That’s also why I was able to make my guides. What very little good I have been able to give back to the Twine community came as a direct result of Porpentine’s own posted code coming up on a year ago now. (Even though you will probably never read this, thank you for your continued progress toward weirdly wonderful, tragically twisted, and sinister silly everything too, Porpentine. May you forever shine on as a beacon for others to make whatever they want whenever they want for any reason they want and damn all others who would say otherwise.)

That’s why I am so excited about Twine finally having an official wiki! At last, the community can start to pool our knowledge together in an official and easy to find way. Instead of spreading tips, tricks, and hacks here and there across blog posts, pages, and various forums, we have a place to gather links and point out to how to help others get started. This is a fantastic opportunity to start building the tutorials and sharing code for others to come behind us.

Let down the rope, unfold the steps, lower the ladder, and reach out a hand. Now is the time. We are hurling towards a new year and the chance for beginning again. Before 2013 is out, if you have code, macros, or even advice for how others might do even the smallest thing in Twine, share it. Post links to the wiki and fill it to the brim with pages on everything that is currently able to be done in Twine and ways even more might be possible in the future.

Post your code.

Write a tutorial.

Share your knowledge.

Even just the experiences of frustration, something I’m not always personally willing to share myself, are important. We often fail before we succeed at what we want. We all fall down sometimes. By looking to others, those around us and the ones we look up to, we can see all the rough edges before the polish was applied. We can look behind the curtain and see what levers we might use ourselves for things. We can learn.

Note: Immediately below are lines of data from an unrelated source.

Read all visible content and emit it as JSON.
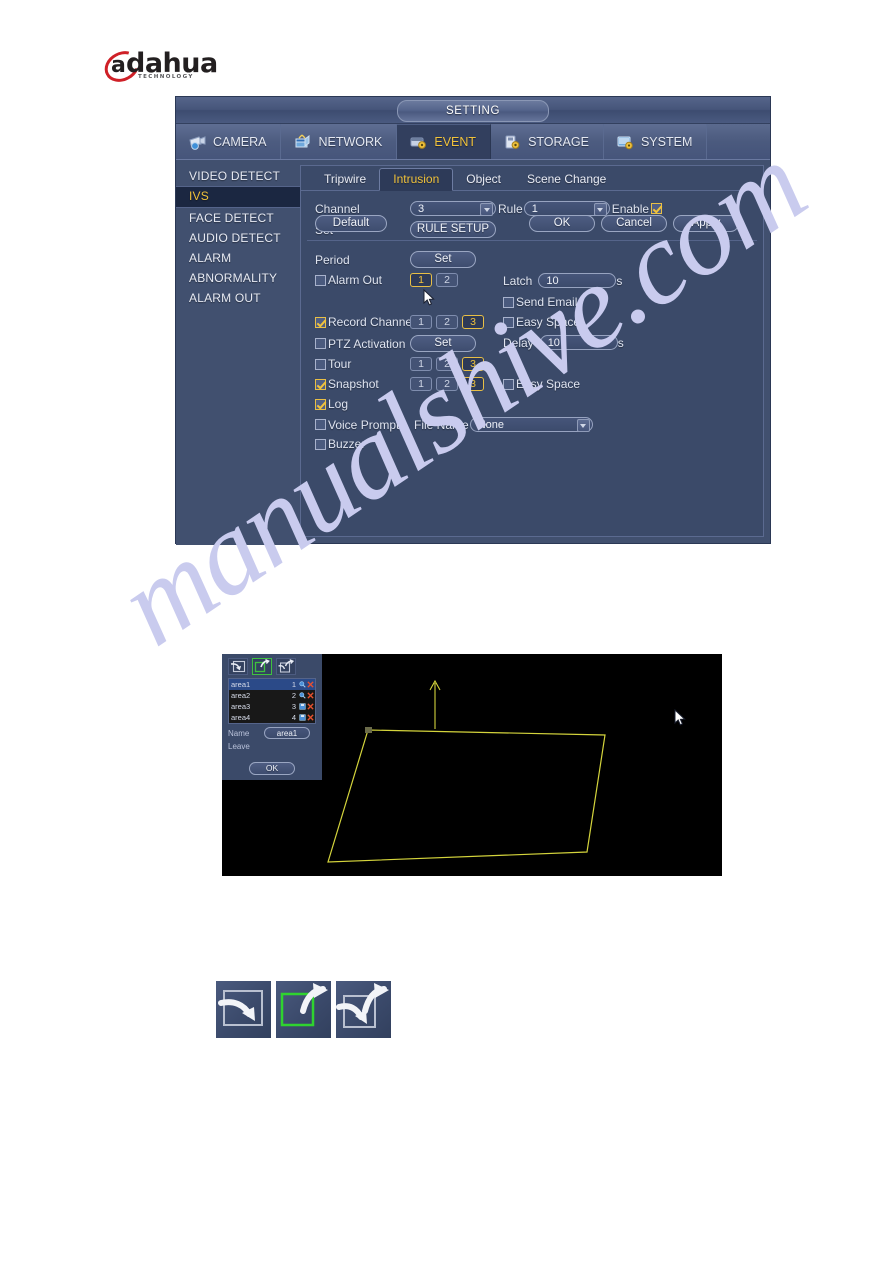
{
  "brand": {
    "name": "dahua",
    "initial": "a",
    "tagline": "TECHNOLOGY"
  },
  "watermark": "manualshive.com",
  "window": {
    "title": "SETTING",
    "top_tabs": [
      {
        "label": "CAMERA",
        "icon": "camera-icon",
        "active": false
      },
      {
        "label": "NETWORK",
        "icon": "network-icon",
        "active": false
      },
      {
        "label": "EVENT",
        "icon": "event-icon",
        "active": true
      },
      {
        "label": "STORAGE",
        "icon": "storage-icon",
        "active": false
      },
      {
        "label": "SYSTEM",
        "icon": "system-icon",
        "active": false
      }
    ],
    "sidebar": [
      {
        "label": "VIDEO DETECT",
        "active": false
      },
      {
        "label": "IVS",
        "active": true
      },
      {
        "label": "FACE DETECT",
        "active": false
      },
      {
        "label": "AUDIO DETECT",
        "active": false
      },
      {
        "label": "ALARM",
        "active": false
      },
      {
        "label": "ABNORMALITY",
        "active": false
      },
      {
        "label": "ALARM OUT",
        "active": false
      }
    ],
    "sub_tabs": [
      {
        "label": "Tripwire",
        "active": false
      },
      {
        "label": "Intrusion",
        "active": true
      },
      {
        "label": "Object",
        "active": false
      },
      {
        "label": "Scene Change",
        "active": false
      }
    ],
    "form": {
      "channel_label": "Channel",
      "channel_value": "3",
      "rule_label": "Rule",
      "rule_value": "1",
      "enable_label": "Enable",
      "enable_checked": true,
      "set_label": "Set",
      "rule_setup_label": "RULE SETUP",
      "period_label": "Period",
      "period_btn": "Set",
      "alarm_out_label": "Alarm Out",
      "alarm_out_checked": false,
      "alarm_out_boxes": [
        {
          "num": "1",
          "selected": true
        },
        {
          "num": "2",
          "selected": false
        }
      ],
      "latch_label": "Latch",
      "latch_value": "10",
      "latch_unit": "s",
      "send_email_label": "Send Email",
      "send_email_checked": false,
      "record_channel_label": "Record Channel",
      "record_channel_checked": true,
      "record_channel_boxes": [
        {
          "num": "1",
          "selected": false
        },
        {
          "num": "2",
          "selected": false
        },
        {
          "num": "3",
          "selected": true
        }
      ],
      "easy_space_label": "Easy Space",
      "record_easy_space_checked": false,
      "ptz_label": "PTZ Activation",
      "ptz_checked": false,
      "ptz_btn": "Set",
      "delay_label": "Delay",
      "delay_value": "10",
      "delay_unit": "s",
      "tour_label": "Tour",
      "tour_checked": false,
      "tour_boxes": [
        {
          "num": "1",
          "selected": false
        },
        {
          "num": "2",
          "selected": false
        },
        {
          "num": "3",
          "selected": true
        }
      ],
      "snapshot_label": "Snapshot",
      "snapshot_checked": true,
      "snapshot_boxes": [
        {
          "num": "1",
          "selected": false
        },
        {
          "num": "2",
          "selected": false
        },
        {
          "num": "3",
          "selected": true
        }
      ],
      "snapshot_easy_space_checked": false,
      "log_label": "Log",
      "log_checked": true,
      "voice_prompts_label": "Voice Prompts",
      "voice_prompts_checked": false,
      "file_name_label": "File Name",
      "file_name_value": "None",
      "buzzer_label": "Buzzer",
      "buzzer_checked": false
    },
    "buttons": {
      "default": "Default",
      "ok": "OK",
      "cancel": "Cancel",
      "apply": "Apply"
    }
  },
  "preview": {
    "tools": [
      {
        "icon": "arrow-enter-icon",
        "active": false
      },
      {
        "icon": "arrow-exit-icon",
        "active": true
      },
      {
        "icon": "arrow-both-icon",
        "active": false
      }
    ],
    "areas": [
      {
        "name": "area1",
        "num": "1",
        "selected": true
      },
      {
        "name": "area2",
        "num": "2",
        "selected": false
      },
      {
        "name": "area3",
        "num": "3",
        "selected": false
      },
      {
        "name": "area4",
        "num": "4",
        "selected": false
      }
    ],
    "name_label": "Name",
    "name_value": "area1",
    "leave_label": "Leave",
    "ok_label": "OK",
    "region_color": "#d4d43c"
  },
  "legend_icons": [
    {
      "icon": "direction-enter-icon",
      "highlight": false
    },
    {
      "icon": "direction-exit-icon",
      "highlight": true
    },
    {
      "icon": "direction-both-icon",
      "highlight": false
    }
  ]
}
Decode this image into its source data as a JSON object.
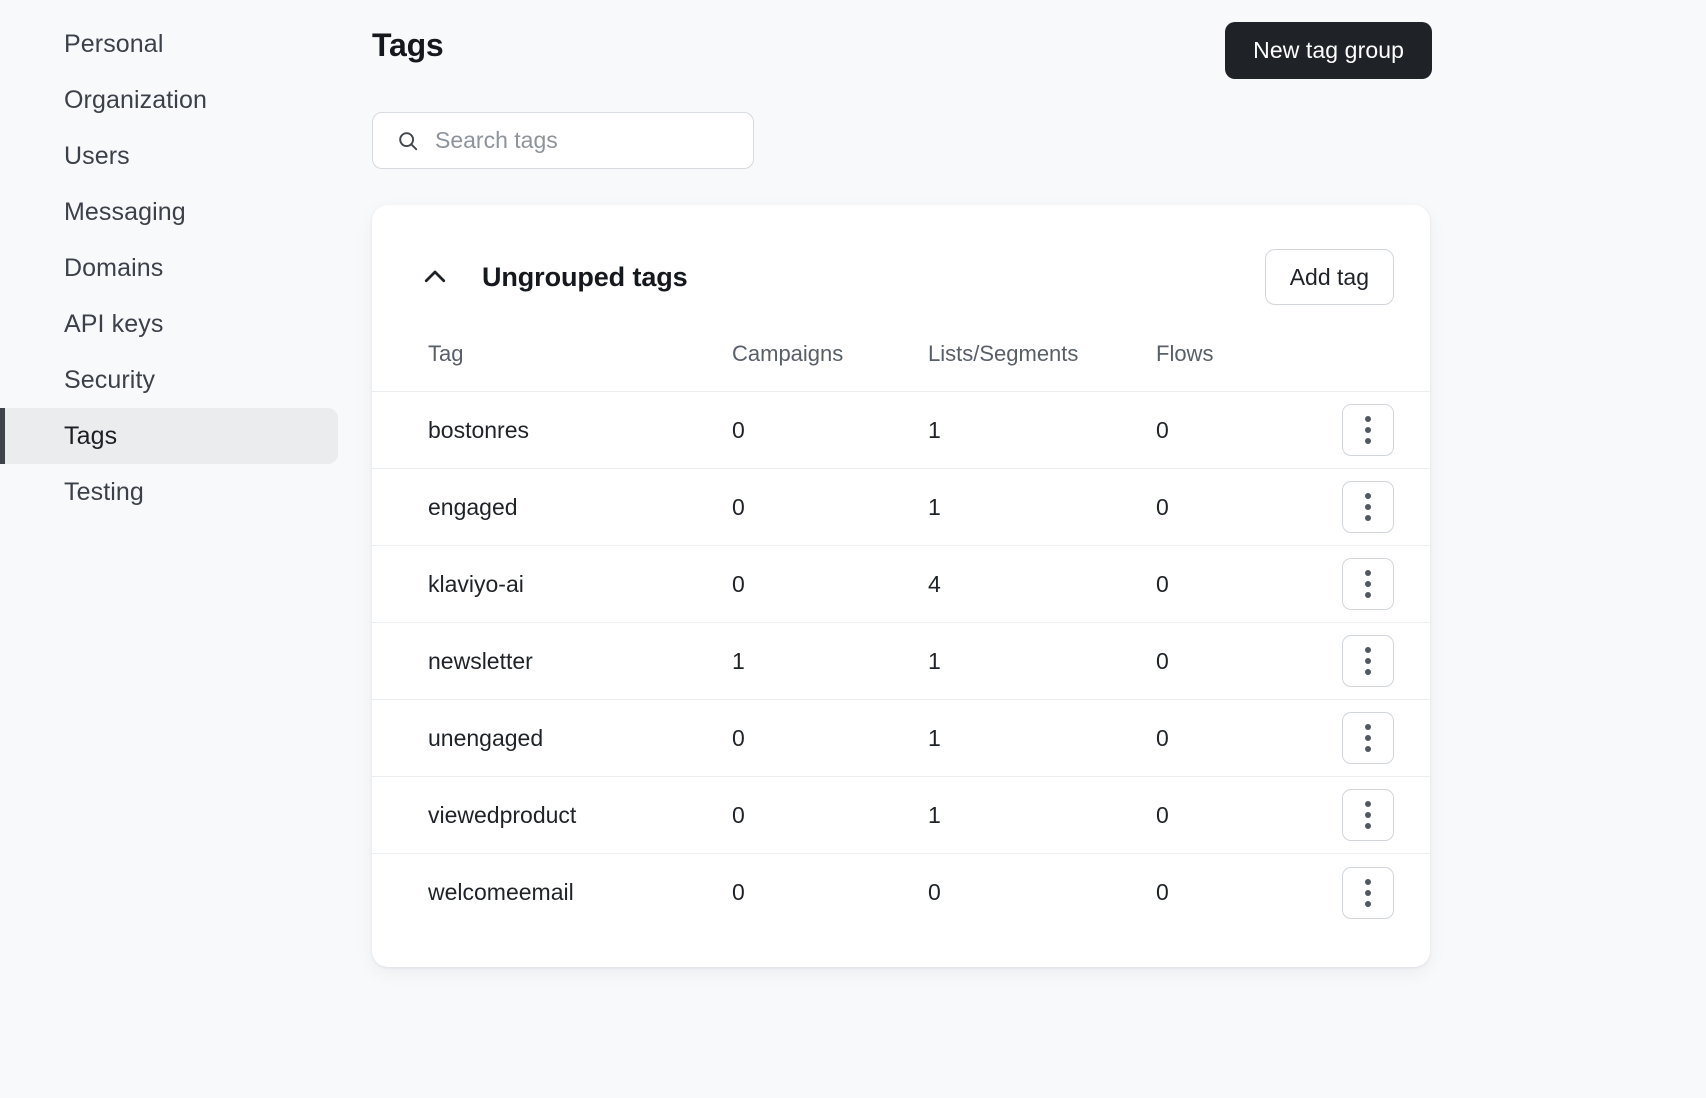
{
  "sidebar": {
    "items": [
      {
        "label": "Personal",
        "active": false
      },
      {
        "label": "Organization",
        "active": false
      },
      {
        "label": "Users",
        "active": false
      },
      {
        "label": "Messaging",
        "active": false
      },
      {
        "label": "Domains",
        "active": false
      },
      {
        "label": "API keys",
        "active": false
      },
      {
        "label": "Security",
        "active": false
      },
      {
        "label": "Tags",
        "active": true
      },
      {
        "label": "Testing",
        "active": false
      }
    ]
  },
  "header": {
    "title": "Tags",
    "new_tag_group_label": "New tag group"
  },
  "search": {
    "placeholder": "Search tags",
    "value": "",
    "icon": "search-icon"
  },
  "group": {
    "collapse_icon": "chevron-up-icon",
    "title": "Ungrouped tags",
    "add_tag_label": "Add tag",
    "expanded": true
  },
  "table": {
    "columns": [
      "Tag",
      "Campaigns",
      "Lists/Segments",
      "Flows"
    ],
    "row_menu_icon": "kebab-menu-icon",
    "rows": [
      {
        "tag": "bostonres",
        "campaigns": "0",
        "lists_segments": "1",
        "flows": "0"
      },
      {
        "tag": "engaged",
        "campaigns": "0",
        "lists_segments": "1",
        "flows": "0"
      },
      {
        "tag": "klaviyo-ai",
        "campaigns": "0",
        "lists_segments": "4",
        "flows": "0"
      },
      {
        "tag": "newsletter",
        "campaigns": "1",
        "lists_segments": "1",
        "flows": "0"
      },
      {
        "tag": "unengaged",
        "campaigns": "0",
        "lists_segments": "1",
        "flows": "0"
      },
      {
        "tag": "viewedproduct",
        "campaigns": "0",
        "lists_segments": "1",
        "flows": "0"
      },
      {
        "tag": "welcomeemail",
        "campaigns": "0",
        "lists_segments": "0",
        "flows": "0"
      }
    ]
  },
  "colors": {
    "page_bg": "#f8f9fb",
    "card_bg": "#ffffff",
    "primary_button_bg": "#1f2328",
    "active_nav_bg": "#ebecee",
    "active_nav_accent": "#3f444b",
    "text": "#1f2328",
    "muted_text": "#595f68"
  }
}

Here is a chance to prove its name. Twine: a bundle of threads connected together with purpose.